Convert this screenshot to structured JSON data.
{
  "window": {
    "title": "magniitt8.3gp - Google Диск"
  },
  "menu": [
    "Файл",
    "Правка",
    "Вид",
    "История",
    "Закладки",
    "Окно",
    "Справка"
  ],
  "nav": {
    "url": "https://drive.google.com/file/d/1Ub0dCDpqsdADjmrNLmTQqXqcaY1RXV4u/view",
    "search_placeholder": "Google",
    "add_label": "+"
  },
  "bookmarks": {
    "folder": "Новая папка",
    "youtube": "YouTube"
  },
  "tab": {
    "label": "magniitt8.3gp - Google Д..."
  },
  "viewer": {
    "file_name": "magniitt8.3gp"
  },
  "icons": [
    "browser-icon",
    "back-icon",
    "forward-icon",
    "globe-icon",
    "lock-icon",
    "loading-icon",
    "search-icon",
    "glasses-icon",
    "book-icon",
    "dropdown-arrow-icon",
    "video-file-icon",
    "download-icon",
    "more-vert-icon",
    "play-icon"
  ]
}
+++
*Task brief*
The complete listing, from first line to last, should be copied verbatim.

*Task solution*
Convert this screenshot to structured JSON data.
{
  "window": {
    "title": "magniitt8.3gp - Google Диск"
  },
  "menu": [
    "Файл",
    "Правка",
    "Вид",
    "История",
    "Закладки",
    "Окно",
    "Справка"
  ],
  "nav": {
    "url": "https://drive.google.com/file/d/1Ub0dCDpqsdADjmrNLmTQqXqcaY1RXV4u/view",
    "search_placeholder": "Google",
    "add_label": "+"
  },
  "bookmarks": {
    "folder": "Новая папка",
    "youtube": "YouTube"
  },
  "tab": {
    "label": "magniitt8.3gp - Google Д..."
  },
  "viewer": {
    "file_name": "magniitt8.3gp"
  },
  "icons": [
    "browser-icon",
    "back-icon",
    "forward-icon",
    "globe-icon",
    "lock-icon",
    "loading-icon",
    "search-icon",
    "glasses-icon",
    "book-icon",
    "dropdown-arrow-icon",
    "video-file-icon",
    "download-icon",
    "more-vert-icon",
    "play-icon"
  ]
}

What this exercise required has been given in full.